Good news for coffee lovers at Rga seminar

SHARE

Coffee lovers were buzzing after attending a Community Education seminar on Alzheimer’s disease in the Rangiora Town Hall last week.
The free seminar on how to prevent the crippling brain disease was organised by Alzheimer’s Canterbury and presented by Yoram Barak, the Israeli author of ‘‘Preventing Alzheimer’s Disease: Personal Responsibility’’.
He is also Professor of Psychiatry at the Sackler School of Medicine at Tel Aviv University in Israel.
Professor Barak told the large crowd attending the Rangiora seminar that there was no known cause of Alzheimer’s disease and no known cure.
But coffee had an important role to play in keeping Alzheimer’s at bay. Three to five cups of coffee daily was ideal.
This was because coffee contained polyphenols. These were anti-oxidant, micronutrient compounds vital for protecting the hippocampus and the cortex areas of the brain which were important for maintaining memory.
But while coffee lovers may be cheerfully ramping up their daily dose of the drink after learning this, butter and red meat lovers may not be so happy.
‘‘Eating butter was like swallowing cyanide, itis that bad for you,’’ he said.
Red meat should not be eaten either. Instead Professor Barak advocates following the Mediterranean diet which involves using olive oil instead of butter and replacing red meat with fish or poultry and eating plenty of whole grains, fresh fruit, leafy green vegetables and drinking red wine, but only a small glass daily with a meal.

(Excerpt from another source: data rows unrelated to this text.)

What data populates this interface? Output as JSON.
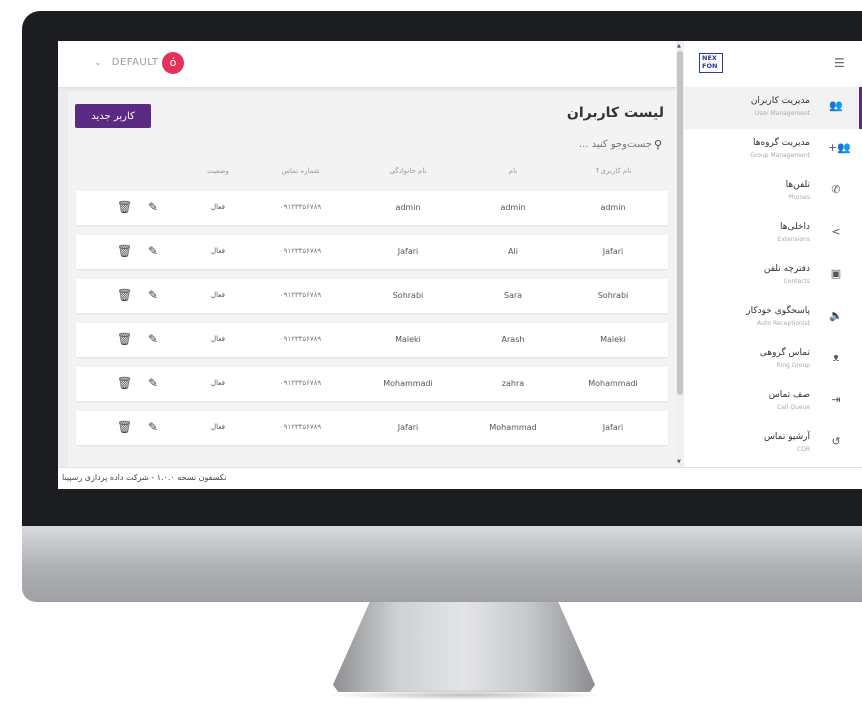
{
  "profile": {
    "label": "DEFAULT",
    "chevron": "chevron-down-icon"
  },
  "avatar": {
    "initial": "ó",
    "color": "#e5315a"
  },
  "header": {
    "title": "لیست کاربران",
    "new_user_label": "کاربر جدید"
  },
  "brand": {
    "logo_line1": "NEX",
    "logo_line2": "FON",
    "accent": "#5b2a82"
  },
  "search": {
    "placeholder": "جست‌وجو کنید ..."
  },
  "table": {
    "headers": {
      "username": "نام کاربری",
      "first_name": "نام",
      "last_name": "نام خانوادگی",
      "phone": "شماره تماس",
      "status": "وضعیت"
    },
    "rows": [
      {
        "username": "admin",
        "first_name": "admin",
        "last_name": "admin",
        "phone": "۰۹۱۲۳۴۵۶۷۸۹",
        "status": "فعال"
      },
      {
        "username": "Jafari",
        "first_name": "Ali",
        "last_name": "Jafari",
        "phone": "۰۹۱۲۳۴۵۶۷۸۹",
        "status": "فعال"
      },
      {
        "username": "Sohrabi",
        "first_name": "Sara",
        "last_name": "Sohrabi",
        "phone": "۰۹۱۲۳۴۵۶۷۸۹",
        "status": "فعال"
      },
      {
        "username": "Maleki",
        "first_name": "Arash",
        "last_name": "Maleki",
        "phone": "۰۹۱۲۳۴۵۶۷۸۹",
        "status": "فعال"
      },
      {
        "username": "Mohammadi",
        "first_name": "zahra",
        "last_name": "Mohammadi",
        "phone": "۰۹۱۲۳۴۵۶۷۸۹",
        "status": "فعال"
      },
      {
        "username": "Jafari",
        "first_name": "Mohammad",
        "last_name": "Jafari",
        "phone": "۰۹۱۲۳۴۵۶۷۸۹",
        "status": "فعال"
      }
    ]
  },
  "sidebar": {
    "items": [
      {
        "fa": "مدیریت کاربران",
        "en": "User Management",
        "icon": "users-icon"
      },
      {
        "fa": "مدیریت گروه‌ها",
        "en": "Group Management",
        "icon": "group-add-icon"
      },
      {
        "fa": "تلفن‌ها",
        "en": "Phones",
        "icon": "phone-icon"
      },
      {
        "fa": "داخلی‌ها",
        "en": "Extensions",
        "icon": "share-icon"
      },
      {
        "fa": "دفترچه تلفن",
        "en": "Contacts",
        "icon": "contacts-icon"
      },
      {
        "fa": "پاسخگوی خودکار",
        "en": "Auto Receptionist",
        "icon": "speaker-icon"
      },
      {
        "fa": "تماس گروهی",
        "en": "Ring Group",
        "icon": "ring-group-icon"
      },
      {
        "fa": "صف تماس",
        "en": "Call Queue",
        "icon": "queue-icon"
      },
      {
        "fa": "آرشیو تماس",
        "en": "CDR",
        "icon": "history-icon"
      }
    ]
  },
  "footer": {
    "text": "نکسفون نسخه ۱.۰.۰ - شرکت داده پردازی رسپینا"
  }
}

Professor Barak said it was vital people started to get serious about prevention as important risk factors are identified for the irreversible debilitating disease.
While genetics are believed to provide some risk, lifestyle and poor nutrition are considered to be the most influential factors in contracting the disease.

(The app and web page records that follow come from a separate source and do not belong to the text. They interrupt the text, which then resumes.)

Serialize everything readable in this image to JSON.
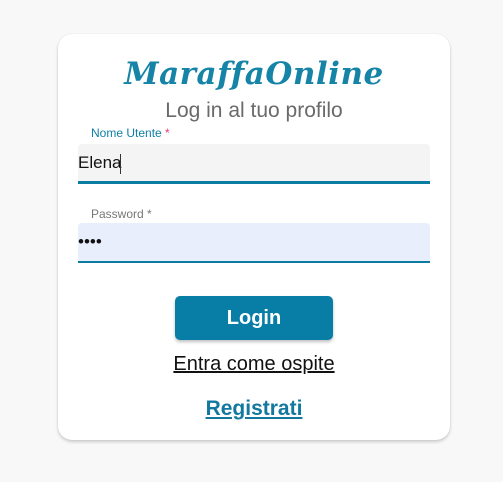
{
  "app": {
    "brand": "MaraffaOnline",
    "subtitle": "Log in al tuo profilo"
  },
  "form": {
    "username": {
      "label": "Nome Utente",
      "required_mark": "*",
      "value": "Elena"
    },
    "password": {
      "label": "Password",
      "required_mark": "*",
      "value": "••••"
    },
    "login_label": "Login",
    "guest_label": "Entra come ospite",
    "register_label": "Registrati"
  },
  "colors": {
    "accent": "#087ea6",
    "brand": "#1584a6",
    "required": "#e0417a",
    "password_bg": "#e8eefc"
  }
}
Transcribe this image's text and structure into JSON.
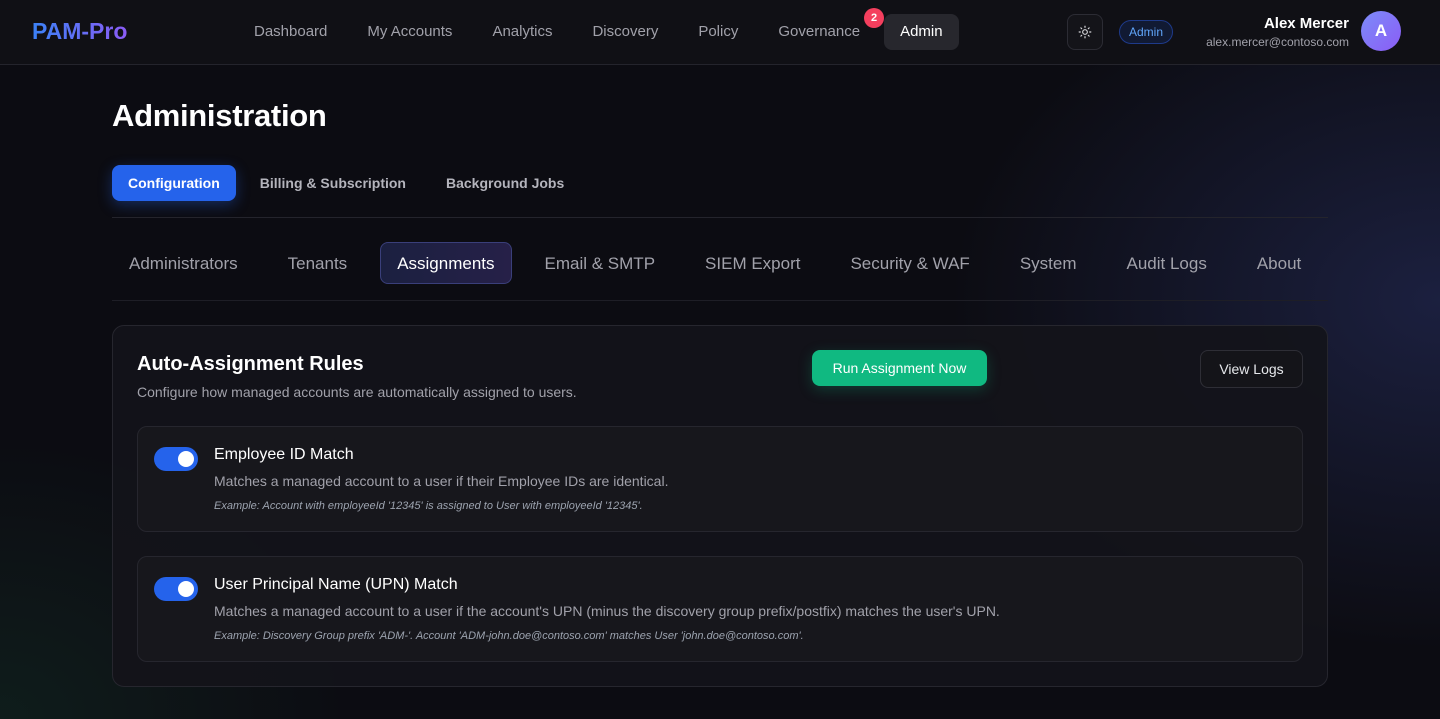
{
  "app": {
    "logo": "PAM-Pro"
  },
  "nav": {
    "items": [
      {
        "label": "Dashboard"
      },
      {
        "label": "My Accounts"
      },
      {
        "label": "Analytics"
      },
      {
        "label": "Discovery"
      },
      {
        "label": "Policy"
      },
      {
        "label": "Governance",
        "badge": "2"
      },
      {
        "label": "Admin",
        "active": true
      }
    ]
  },
  "header": {
    "theme_icon": "sun-icon",
    "role_badge": "Admin",
    "user_name": "Alex Mercer",
    "user_email": "alex.mercer@contoso.com",
    "avatar_initial": "A"
  },
  "page": {
    "title": "Administration",
    "primary_tabs": [
      {
        "label": "Configuration",
        "active": true
      },
      {
        "label": "Billing & Subscription"
      },
      {
        "label": "Background Jobs"
      }
    ],
    "secondary_tabs": [
      {
        "label": "Administrators"
      },
      {
        "label": "Tenants"
      },
      {
        "label": "Assignments",
        "active": true
      },
      {
        "label": "Email & SMTP"
      },
      {
        "label": "SIEM Export"
      },
      {
        "label": "Security & WAF"
      },
      {
        "label": "System"
      },
      {
        "label": "Audit Logs"
      },
      {
        "label": "About"
      }
    ]
  },
  "card": {
    "title": "Auto-Assignment Rules",
    "description": "Configure how managed accounts are automatically assigned to users.",
    "run_button": "Run Assignment Now",
    "logs_button": "View Logs",
    "rules": [
      {
        "enabled": true,
        "title": "Employee ID Match",
        "description": "Matches a managed account to a user if their Employee IDs are identical.",
        "example": "Example: Account with employeeId '12345' is assigned to User with employeeId '12345'."
      },
      {
        "enabled": true,
        "title": "User Principal Name (UPN) Match",
        "description": "Matches a managed account to a user if the account's UPN (minus the discovery group prefix/postfix) matches the user's UPN.",
        "example": "Example: Discovery Group prefix 'ADM-'. Account 'ADM-john.doe@contoso.com' matches User 'john.doe@contoso.com'."
      }
    ]
  },
  "colors": {
    "accent": "#2563eb",
    "success": "#10b981",
    "badge": "#f43f5e",
    "logo_gradient_start": "#3b82f6",
    "logo_gradient_end": "#8b5cf6"
  }
}
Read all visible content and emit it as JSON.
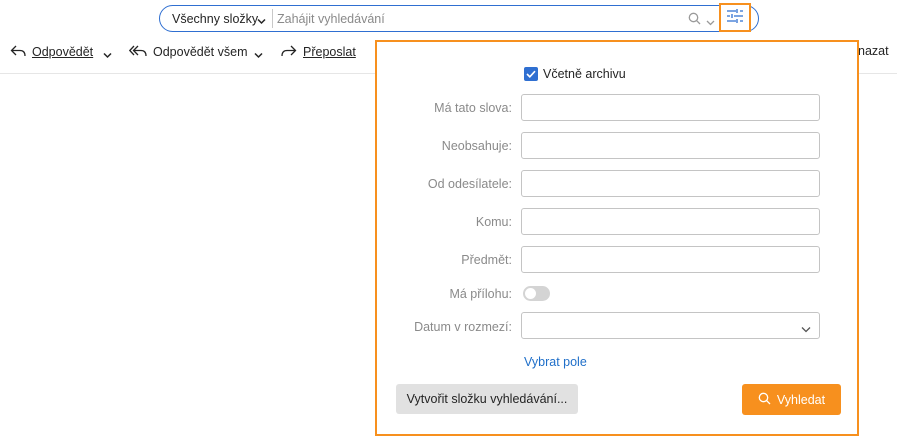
{
  "search": {
    "scope_label": "Všechny složky",
    "placeholder": "Zahájit vyhledávání",
    "value": ""
  },
  "toolbar": {
    "reply": "Odpovědět",
    "reply_all": "Odpovědět všem",
    "forward": "Přeposlat",
    "delete_partial": "nazat"
  },
  "advanced_search": {
    "include_archive_label": "Včetně archivu",
    "include_archive_checked": true,
    "fields": [
      {
        "label": "Má tato slova:",
        "value": ""
      },
      {
        "label": "Neobsahuje:",
        "value": ""
      },
      {
        "label": "Od odesílatele:",
        "value": ""
      },
      {
        "label": "Komu:",
        "value": ""
      },
      {
        "label": "Předmět:",
        "value": ""
      }
    ],
    "attachment_label": "Má přílohu:",
    "attachment_on": false,
    "date_label": "Datum v rozmezí:",
    "date_value": "",
    "choose_fields_link": "Vybrat pole",
    "create_folder_button": "Vytvořit složku vyhledávání...",
    "search_button": "Vyhledat"
  },
  "colors": {
    "accent": "#f7901e",
    "primary_blue": "#2f6fd1",
    "link": "#1f6fc9"
  }
}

Professor Barak, who is in Christchurch on sabbatical working at the University of Otago Christchurch School of Medicine, said the risk of contracting the disease could be significantly lowered by taking note of the risk factors and modifying lifestyles to a healthier way of living and eating.
It was important not to drink too much alcohol because alcohol abuse killed brain cells.
People should not smoke either, because smoking hastened the thinning of the brain’s cortex, which is associated with cognitive decline, he said.
Poor sleep was also a high-risk factor for Alzheimer’s disease.
‘‘We need a really good night’s sleep, seven to eight hours every night, ’’ he said. This was because research had shown the process of creating long-term memory involved good sleep.
Obesity, high blood pressure, type 2 diabetes, long-term depression and stress all increased the risk of Alzheimer’s disease too.
‘‘If stress goes on and on for months it is very detrimental to our brain health. We must learn how to deal with stress.’’
Professor Barak recommends meditation to combat stress. He meditates 30 minutes daily but said even 10 minutes a day was incredibly beneficial to the brain.
‘‘If you meditate every day you grow new grey matter,’’ he said.
Keeping active socially and physically was also important for brain health.
‘‘We need a variety of exercise. It is not enough to do aerobic exercise. We need weightbearing exercise also.’’
Isolation should also be avoided.
‘‘Our brains are a social organ. They perform best when we are part of social interaction.’’
This point was highlighted during a volunteer programme in Baltimore, in the United States, where retired people took part in a volunteer programme helping out in schools, doing 15 hours of work a week.
After working in the programme for 12 months most of the participants showed significant improvement in their health, happiness, mobility, and cognitive skills.
The people the volunteers helped also benefitted from their work.
Professor Barak is hoping the New Zealand Government will look at introducing a similar scheme here.
‘‘It was a win-win situation,’’ he said.
Alzheimer’s disease was on the rise world-wide. ‘‘We don’t know why. But one in three of our grandchildren will suffer from it.’’
There are believed to be around 47 million people worldwide suffering from Alzheimer’s disease.
It is estimated that 28,000 New Zealanders have the disease.
Billions of dollars have been spent unsuccessfully trying to find a cure in the years since 1906 when the disease was first identified by a German psychiatrist and neuropathologist Dr Alois Alzheimer.